Task objective → Return the full set of entries exactly. Omit none.

The input →
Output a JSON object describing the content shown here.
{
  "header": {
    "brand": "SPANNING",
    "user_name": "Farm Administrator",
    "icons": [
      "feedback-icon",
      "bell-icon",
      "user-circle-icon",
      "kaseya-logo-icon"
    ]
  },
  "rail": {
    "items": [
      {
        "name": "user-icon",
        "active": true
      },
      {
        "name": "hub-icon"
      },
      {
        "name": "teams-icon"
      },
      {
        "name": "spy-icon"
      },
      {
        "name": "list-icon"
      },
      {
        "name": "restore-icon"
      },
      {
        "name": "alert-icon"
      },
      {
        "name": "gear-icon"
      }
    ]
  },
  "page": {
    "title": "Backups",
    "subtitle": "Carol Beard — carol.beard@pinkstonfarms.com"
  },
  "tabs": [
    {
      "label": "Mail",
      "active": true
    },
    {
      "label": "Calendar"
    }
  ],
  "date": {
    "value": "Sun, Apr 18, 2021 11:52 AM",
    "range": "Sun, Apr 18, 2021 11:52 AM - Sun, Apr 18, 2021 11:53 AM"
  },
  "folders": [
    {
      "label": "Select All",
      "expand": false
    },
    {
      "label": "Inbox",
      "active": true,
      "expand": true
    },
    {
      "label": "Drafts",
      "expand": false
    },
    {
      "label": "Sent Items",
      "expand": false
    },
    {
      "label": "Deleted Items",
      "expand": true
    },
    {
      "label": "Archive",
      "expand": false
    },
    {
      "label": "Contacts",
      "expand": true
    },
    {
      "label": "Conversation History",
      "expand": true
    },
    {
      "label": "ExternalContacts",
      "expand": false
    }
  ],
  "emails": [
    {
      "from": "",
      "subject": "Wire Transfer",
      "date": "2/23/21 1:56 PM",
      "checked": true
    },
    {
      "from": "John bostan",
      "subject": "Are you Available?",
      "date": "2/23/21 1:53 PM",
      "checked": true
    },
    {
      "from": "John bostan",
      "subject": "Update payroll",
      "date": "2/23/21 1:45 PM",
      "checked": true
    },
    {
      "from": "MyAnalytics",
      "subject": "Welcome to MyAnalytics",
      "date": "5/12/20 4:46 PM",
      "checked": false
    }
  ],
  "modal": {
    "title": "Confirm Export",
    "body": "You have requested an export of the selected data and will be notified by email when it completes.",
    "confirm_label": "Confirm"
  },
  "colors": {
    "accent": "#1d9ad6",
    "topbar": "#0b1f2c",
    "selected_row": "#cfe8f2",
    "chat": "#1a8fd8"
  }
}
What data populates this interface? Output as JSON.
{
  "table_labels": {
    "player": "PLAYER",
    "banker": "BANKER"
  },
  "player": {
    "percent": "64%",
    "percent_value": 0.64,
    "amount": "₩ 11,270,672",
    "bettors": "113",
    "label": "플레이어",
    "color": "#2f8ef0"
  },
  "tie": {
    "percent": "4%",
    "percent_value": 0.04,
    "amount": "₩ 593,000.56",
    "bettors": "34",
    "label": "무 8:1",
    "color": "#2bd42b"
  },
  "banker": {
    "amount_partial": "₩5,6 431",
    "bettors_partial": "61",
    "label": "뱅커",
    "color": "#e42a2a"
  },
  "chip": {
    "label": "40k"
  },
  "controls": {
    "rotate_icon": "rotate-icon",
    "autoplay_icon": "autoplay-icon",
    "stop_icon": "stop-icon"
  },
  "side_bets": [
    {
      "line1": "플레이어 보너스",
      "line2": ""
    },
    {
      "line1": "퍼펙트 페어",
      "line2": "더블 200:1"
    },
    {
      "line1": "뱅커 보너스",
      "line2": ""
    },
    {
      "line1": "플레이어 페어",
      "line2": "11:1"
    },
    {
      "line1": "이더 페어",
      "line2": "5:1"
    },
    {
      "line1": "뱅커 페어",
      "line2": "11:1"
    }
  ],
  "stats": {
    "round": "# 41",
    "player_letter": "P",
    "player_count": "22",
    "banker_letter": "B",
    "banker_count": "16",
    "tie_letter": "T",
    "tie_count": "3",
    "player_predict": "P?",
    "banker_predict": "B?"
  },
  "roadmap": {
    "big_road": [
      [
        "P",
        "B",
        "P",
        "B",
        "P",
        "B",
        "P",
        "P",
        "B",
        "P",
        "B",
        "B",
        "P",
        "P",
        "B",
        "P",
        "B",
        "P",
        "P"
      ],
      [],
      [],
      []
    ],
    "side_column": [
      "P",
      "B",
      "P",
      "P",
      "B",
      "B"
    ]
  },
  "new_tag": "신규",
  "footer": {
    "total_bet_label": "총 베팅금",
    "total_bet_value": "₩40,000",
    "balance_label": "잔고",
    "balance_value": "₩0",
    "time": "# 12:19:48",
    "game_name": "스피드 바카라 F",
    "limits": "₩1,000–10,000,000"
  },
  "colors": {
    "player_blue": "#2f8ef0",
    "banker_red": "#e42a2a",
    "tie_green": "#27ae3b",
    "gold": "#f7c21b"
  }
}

Written reply →
Output a JSON object describing the content shown here.
{
  "header": {
    "brand": "SPANNING",
    "user_name": "Farm Administrator",
    "icons": [
      "feedback-icon",
      "bell-icon",
      "user-circle-icon",
      "kaseya-logo-icon"
    ]
  },
  "rail": {
    "items": [
      {
        "name": "user-icon",
        "active": true
      },
      {
        "name": "hub-icon"
      },
      {
        "name": "teams-icon"
      },
      {
        "name": "spy-icon"
      },
      {
        "name": "list-icon"
      },
      {
        "name": "restore-icon"
      },
      {
        "name": "alert-icon"
      },
      {
        "name": "gear-icon"
      }
    ]
  },
  "page": {
    "title": "Backups",
    "subtitle": "Carol Beard — carol.beard@pinkstonfarms.com"
  },
  "tabs": [
    {
      "label": "Mail",
      "active": true
    },
    {
      "label": "Calendar"
    }
  ],
  "date": {
    "value": "Sun, Apr 18, 2021 11:52 AM",
    "range": "Sun, Apr 18, 2021 11:52 AM - Sun, Apr 18, 2021 11:53 AM"
  },
  "folders": [
    {
      "label": "Select All",
      "expand": false
    },
    {
      "label": "Inbox",
      "active": true,
      "expand": true
    },
    {
      "label": "Drafts",
      "expand": false
    },
    {
      "label": "Sent Items",
      "expand": false
    },
    {
      "label": "Deleted Items",
      "expand": true
    },
    {
      "label": "Archive",
      "expand": false
    },
    {
      "label": "Contacts",
      "expand": true
    },
    {
      "label": "Conversation History",
      "expand": true
    },
    {
      "label": "ExternalContacts",
      "expand": false
    }
  ],
  "emails": [
    {
      "from": "",
      "subject": "Wire Transfer",
      "date": "2/23/21 1:56 PM",
      "checked": true
    },
    {
      "from": "John bostan",
      "subject": "Are you Available?",
      "date": "2/23/21 1:53 PM",
      "checked": true
    },
    {
      "from": "John bostan",
      "subject": "Update payroll",
      "date": "2/23/21 1:45 PM",
      "checked": true
    },
    {
      "from": "MyAnalytics",
      "subject": "Welcome to MyAnalytics",
      "date": "5/12/20 4:46 PM",
      "checked": false
    }
  ],
  "modal": {
    "title": "Confirm Export",
    "body": "You have requested an export of the selected data and will be notified by email when it completes.",
    "confirm_label": "Confirm"
  },
  "colors": {
    "accent": "#1d9ad6",
    "topbar": "#0b1f2c",
    "selected_row": "#cfe8f2",
    "chat": "#1a8fd8"
  }
}
What data populates this interface? Output as JSON.
{
  "table_labels": {
    "player": "PLAYER",
    "banker": "BANKER"
  },
  "player": {
    "percent": "64%",
    "percent_value": 0.64,
    "amount": "₩ 11,270,672",
    "bettors": "113",
    "label": "플레이어",
    "color": "#2f8ef0"
  },
  "tie": {
    "percent": "4%",
    "percent_value": 0.04,
    "amount": "₩ 593,000.56",
    "bettors": "34",
    "label": "무 8:1",
    "color": "#2bd42b"
  },
  "banker": {
    "amount_partial": "₩5,6 431",
    "bettors_partial": "61",
    "label": "뱅커",
    "color": "#e42a2a"
  },
  "chip": {
    "label": "40k"
  },
  "controls": {
    "rotate_icon": "rotate-icon",
    "autoplay_icon": "autoplay-icon",
    "stop_icon": "stop-icon"
  },
  "side_bets": [
    {
      "line1": "플레이어 보너스",
      "line2": ""
    },
    {
      "line1": "퍼펙트 페어",
      "line2": "더블 200:1"
    },
    {
      "line1": "뱅커 보너스",
      "line2": ""
    },
    {
      "line1": "플레이어 페어",
      "line2": "11:1"
    },
    {
      "line1": "이더 페어",
      "line2": "5:1"
    },
    {
      "line1": "뱅커 페어",
      "line2": "11:1"
    }
  ],
  "stats": {
    "round": "# 41",
    "player_letter": "P",
    "player_count": "22",
    "banker_letter": "B",
    "banker_count": "16",
    "tie_letter": "T",
    "tie_count": "3",
    "player_predict": "P?",
    "banker_predict": "B?"
  },
  "roadmap": {
    "big_road": [
      [
        "P",
        "B",
        "P",
        "B",
        "P",
        "B",
        "P",
        "P",
        "B",
        "P",
        "B",
        "B",
        "P",
        "P",
        "B",
        "P",
        "B",
        "P",
        "P"
      ],
      [],
      [],
      []
    ],
    "side_column": [
      "P",
      "B",
      "P",
      "P",
      "B",
      "B"
    ]
  },
  "new_tag": "신규",
  "footer": {
    "total_bet_label": "총 베팅금",
    "total_bet_value": "₩40,000",
    "balance_label": "잔고",
    "balance_value": "₩0",
    "time": "# 12:19:48",
    "game_name": "스피드 바카라 F",
    "limits": "₩1,000–10,000,000"
  },
  "colors": {
    "player_blue": "#2f8ef0",
    "banker_red": "#e42a2a",
    "tie_green": "#27ae3b",
    "gold": "#f7c21b"
  }
}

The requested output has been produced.